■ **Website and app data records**
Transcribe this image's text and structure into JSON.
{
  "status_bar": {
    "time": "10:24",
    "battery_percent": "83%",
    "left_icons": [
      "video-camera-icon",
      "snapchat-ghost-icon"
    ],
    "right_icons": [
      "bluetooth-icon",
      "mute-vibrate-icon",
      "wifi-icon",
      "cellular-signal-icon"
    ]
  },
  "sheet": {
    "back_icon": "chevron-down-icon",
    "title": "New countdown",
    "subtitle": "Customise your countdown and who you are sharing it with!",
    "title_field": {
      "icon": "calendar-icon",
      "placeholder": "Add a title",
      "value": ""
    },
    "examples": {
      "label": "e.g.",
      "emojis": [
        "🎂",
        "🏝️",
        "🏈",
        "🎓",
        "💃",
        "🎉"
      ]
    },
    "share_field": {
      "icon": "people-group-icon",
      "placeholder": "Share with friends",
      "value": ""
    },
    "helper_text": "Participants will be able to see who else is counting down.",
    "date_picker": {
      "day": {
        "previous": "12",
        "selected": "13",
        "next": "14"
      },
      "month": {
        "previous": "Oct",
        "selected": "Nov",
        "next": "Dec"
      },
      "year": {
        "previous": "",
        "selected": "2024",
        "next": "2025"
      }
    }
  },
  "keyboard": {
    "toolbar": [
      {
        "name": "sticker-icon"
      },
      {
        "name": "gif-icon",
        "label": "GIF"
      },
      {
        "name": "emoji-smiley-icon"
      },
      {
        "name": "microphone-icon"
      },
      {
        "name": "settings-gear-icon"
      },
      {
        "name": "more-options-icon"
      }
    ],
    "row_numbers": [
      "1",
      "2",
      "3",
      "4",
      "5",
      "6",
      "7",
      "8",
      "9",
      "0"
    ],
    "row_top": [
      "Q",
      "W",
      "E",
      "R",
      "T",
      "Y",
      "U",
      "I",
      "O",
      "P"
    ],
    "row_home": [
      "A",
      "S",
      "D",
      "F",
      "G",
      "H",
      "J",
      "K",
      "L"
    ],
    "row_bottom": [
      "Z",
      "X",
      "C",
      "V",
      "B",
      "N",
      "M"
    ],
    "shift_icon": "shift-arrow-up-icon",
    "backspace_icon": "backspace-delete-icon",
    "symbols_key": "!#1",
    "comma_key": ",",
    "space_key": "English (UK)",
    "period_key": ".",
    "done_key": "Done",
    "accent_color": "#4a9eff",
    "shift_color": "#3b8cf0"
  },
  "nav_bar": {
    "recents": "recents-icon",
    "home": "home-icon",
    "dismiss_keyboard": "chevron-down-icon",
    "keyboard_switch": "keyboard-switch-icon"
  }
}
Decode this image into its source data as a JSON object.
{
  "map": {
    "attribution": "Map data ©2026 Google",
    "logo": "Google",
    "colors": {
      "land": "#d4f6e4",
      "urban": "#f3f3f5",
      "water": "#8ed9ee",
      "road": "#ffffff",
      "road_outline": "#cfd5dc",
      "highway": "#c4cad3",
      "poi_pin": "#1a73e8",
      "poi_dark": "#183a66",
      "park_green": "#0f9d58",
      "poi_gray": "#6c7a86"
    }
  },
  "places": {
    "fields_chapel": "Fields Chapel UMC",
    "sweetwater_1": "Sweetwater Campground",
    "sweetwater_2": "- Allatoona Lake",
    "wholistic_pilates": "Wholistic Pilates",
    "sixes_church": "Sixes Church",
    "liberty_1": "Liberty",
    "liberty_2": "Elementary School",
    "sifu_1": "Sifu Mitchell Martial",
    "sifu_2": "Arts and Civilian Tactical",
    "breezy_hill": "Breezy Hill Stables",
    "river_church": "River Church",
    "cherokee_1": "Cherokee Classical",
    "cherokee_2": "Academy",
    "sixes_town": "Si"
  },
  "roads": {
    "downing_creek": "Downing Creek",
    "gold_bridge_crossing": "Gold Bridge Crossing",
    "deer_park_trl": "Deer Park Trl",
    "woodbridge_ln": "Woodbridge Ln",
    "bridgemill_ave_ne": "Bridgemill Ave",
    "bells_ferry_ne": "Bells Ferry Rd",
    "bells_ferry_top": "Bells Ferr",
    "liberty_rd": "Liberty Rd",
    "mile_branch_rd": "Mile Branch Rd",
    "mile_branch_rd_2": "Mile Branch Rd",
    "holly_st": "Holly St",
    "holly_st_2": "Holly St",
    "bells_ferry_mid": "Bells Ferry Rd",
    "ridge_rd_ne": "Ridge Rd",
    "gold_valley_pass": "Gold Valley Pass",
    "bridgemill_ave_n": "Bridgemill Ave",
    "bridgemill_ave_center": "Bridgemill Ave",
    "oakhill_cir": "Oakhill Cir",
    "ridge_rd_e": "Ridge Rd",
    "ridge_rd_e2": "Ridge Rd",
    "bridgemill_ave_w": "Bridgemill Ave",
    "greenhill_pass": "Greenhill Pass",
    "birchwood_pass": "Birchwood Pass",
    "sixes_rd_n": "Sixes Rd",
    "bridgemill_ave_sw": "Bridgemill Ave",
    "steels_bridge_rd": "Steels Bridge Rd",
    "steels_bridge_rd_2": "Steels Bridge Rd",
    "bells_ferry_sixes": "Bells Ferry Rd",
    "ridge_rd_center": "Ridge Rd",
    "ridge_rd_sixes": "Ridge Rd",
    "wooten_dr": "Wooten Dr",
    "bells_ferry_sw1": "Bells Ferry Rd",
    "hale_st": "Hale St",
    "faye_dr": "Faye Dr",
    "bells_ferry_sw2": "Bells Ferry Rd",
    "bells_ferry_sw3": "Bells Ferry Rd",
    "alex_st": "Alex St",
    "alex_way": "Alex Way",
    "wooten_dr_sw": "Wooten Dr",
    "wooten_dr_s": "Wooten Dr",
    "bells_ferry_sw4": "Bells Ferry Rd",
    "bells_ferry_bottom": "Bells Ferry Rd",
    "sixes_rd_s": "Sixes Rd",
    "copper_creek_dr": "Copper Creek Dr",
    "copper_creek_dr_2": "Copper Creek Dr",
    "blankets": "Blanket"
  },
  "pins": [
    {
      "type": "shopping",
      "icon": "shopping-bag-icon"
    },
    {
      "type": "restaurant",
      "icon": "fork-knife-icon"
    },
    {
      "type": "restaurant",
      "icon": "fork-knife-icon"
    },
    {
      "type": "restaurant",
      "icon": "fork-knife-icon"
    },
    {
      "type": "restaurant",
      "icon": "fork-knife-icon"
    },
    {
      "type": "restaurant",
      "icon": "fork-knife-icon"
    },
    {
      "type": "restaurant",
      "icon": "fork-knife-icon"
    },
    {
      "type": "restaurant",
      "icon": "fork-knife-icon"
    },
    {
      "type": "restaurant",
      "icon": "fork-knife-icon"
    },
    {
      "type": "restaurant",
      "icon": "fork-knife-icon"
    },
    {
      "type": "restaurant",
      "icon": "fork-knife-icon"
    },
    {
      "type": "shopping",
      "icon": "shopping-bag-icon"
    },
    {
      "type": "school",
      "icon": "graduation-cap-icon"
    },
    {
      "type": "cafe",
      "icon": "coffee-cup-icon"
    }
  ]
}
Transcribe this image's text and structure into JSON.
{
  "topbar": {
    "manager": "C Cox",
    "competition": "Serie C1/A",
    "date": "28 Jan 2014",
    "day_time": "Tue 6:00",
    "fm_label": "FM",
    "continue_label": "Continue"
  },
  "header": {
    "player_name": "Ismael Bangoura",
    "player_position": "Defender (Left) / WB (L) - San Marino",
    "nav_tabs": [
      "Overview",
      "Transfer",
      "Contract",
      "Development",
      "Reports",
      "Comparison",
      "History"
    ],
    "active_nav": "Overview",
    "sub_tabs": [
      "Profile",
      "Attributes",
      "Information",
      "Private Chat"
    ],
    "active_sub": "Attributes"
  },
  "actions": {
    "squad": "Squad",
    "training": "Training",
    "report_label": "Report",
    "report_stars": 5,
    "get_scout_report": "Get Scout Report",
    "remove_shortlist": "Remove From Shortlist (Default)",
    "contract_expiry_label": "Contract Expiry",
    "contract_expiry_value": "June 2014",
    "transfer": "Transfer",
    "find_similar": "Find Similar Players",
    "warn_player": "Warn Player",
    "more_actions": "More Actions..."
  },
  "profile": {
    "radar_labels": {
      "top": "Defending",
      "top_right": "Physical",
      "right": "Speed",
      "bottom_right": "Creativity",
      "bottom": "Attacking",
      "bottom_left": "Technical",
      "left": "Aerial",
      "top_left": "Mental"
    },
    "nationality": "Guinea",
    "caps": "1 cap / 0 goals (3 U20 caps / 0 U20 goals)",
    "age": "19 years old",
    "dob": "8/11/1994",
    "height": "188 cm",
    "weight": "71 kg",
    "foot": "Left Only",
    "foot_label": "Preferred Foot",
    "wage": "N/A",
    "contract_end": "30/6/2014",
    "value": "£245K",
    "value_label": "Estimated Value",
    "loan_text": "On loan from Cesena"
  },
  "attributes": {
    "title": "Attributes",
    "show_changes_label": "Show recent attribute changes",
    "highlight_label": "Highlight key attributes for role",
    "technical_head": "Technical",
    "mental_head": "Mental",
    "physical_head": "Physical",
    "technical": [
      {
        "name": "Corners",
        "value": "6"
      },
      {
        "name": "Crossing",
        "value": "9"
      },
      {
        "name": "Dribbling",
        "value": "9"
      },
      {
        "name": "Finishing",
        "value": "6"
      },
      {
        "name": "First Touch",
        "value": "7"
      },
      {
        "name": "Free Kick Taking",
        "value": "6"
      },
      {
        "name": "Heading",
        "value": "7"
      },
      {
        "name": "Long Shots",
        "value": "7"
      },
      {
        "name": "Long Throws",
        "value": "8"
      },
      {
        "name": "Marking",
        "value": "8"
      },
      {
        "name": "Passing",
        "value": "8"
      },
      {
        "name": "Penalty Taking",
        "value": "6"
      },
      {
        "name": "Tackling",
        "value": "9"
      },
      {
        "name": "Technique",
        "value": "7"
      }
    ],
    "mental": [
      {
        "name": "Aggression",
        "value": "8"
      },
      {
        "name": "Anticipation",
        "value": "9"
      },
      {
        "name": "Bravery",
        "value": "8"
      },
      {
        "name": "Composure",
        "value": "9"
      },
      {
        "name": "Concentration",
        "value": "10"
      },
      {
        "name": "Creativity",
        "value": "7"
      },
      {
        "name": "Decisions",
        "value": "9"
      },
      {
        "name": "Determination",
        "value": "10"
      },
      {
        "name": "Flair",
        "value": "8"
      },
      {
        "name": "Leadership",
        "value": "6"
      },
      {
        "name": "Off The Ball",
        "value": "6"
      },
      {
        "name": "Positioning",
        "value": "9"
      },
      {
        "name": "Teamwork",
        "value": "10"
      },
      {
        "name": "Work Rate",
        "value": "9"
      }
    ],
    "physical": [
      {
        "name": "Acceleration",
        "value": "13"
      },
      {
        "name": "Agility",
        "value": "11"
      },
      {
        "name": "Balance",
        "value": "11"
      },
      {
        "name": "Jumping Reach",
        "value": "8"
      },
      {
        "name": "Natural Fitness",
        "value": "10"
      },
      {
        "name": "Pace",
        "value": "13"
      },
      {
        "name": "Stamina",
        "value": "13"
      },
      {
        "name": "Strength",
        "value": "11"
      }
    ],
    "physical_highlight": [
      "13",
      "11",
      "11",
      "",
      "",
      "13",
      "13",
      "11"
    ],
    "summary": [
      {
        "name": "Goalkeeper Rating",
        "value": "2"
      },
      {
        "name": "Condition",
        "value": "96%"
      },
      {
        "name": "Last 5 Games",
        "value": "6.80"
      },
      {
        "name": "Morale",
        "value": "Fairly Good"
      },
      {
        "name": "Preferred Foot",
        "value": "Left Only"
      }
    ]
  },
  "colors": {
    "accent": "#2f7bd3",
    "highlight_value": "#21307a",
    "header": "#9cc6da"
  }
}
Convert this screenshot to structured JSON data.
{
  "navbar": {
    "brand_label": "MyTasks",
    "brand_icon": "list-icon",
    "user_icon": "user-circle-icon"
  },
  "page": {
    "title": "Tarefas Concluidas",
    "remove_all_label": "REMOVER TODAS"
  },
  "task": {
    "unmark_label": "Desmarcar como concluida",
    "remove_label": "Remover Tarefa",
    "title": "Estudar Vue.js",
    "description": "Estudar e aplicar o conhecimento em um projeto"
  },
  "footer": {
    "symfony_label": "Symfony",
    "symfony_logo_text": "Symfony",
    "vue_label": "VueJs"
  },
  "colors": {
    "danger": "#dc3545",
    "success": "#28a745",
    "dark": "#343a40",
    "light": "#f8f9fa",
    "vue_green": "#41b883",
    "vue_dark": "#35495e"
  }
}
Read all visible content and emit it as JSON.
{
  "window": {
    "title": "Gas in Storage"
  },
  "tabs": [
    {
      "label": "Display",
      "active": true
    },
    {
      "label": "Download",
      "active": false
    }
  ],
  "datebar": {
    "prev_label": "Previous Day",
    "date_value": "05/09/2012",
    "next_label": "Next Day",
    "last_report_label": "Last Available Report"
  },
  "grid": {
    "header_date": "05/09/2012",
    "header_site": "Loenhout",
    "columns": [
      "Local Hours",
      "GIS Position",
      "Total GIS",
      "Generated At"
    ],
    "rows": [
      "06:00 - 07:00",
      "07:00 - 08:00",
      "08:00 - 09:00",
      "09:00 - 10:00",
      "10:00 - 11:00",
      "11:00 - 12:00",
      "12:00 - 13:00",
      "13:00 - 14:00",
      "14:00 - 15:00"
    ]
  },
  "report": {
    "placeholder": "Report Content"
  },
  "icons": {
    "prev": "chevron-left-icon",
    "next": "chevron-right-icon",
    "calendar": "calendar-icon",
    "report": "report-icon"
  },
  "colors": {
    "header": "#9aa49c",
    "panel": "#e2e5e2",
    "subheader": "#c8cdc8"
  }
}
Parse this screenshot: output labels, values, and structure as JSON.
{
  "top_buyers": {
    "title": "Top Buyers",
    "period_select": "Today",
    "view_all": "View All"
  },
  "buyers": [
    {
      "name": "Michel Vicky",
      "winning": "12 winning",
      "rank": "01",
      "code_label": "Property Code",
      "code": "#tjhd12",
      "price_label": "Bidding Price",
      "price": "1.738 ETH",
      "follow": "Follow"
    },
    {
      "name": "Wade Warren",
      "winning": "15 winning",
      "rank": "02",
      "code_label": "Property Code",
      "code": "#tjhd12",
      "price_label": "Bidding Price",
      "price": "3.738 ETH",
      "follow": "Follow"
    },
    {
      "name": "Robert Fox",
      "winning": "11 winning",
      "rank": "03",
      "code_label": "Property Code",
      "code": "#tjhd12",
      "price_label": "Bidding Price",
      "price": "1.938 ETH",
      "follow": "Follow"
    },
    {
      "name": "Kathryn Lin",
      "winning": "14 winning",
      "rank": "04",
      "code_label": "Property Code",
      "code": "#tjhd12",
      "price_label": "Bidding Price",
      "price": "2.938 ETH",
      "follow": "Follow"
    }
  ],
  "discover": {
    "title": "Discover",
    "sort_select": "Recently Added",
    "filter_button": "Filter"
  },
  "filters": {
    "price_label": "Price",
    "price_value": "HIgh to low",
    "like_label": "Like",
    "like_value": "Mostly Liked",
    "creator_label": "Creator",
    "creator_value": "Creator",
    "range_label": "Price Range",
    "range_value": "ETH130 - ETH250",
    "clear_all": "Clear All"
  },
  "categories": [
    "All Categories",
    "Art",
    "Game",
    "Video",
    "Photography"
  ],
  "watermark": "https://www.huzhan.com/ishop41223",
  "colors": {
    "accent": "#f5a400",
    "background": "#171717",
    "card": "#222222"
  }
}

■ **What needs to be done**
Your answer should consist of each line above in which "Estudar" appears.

■ **Result for this exercise**
    "title": "Estudar Vue.js",
    "description": "Estudar e aplicar o conhecimento em um projeto"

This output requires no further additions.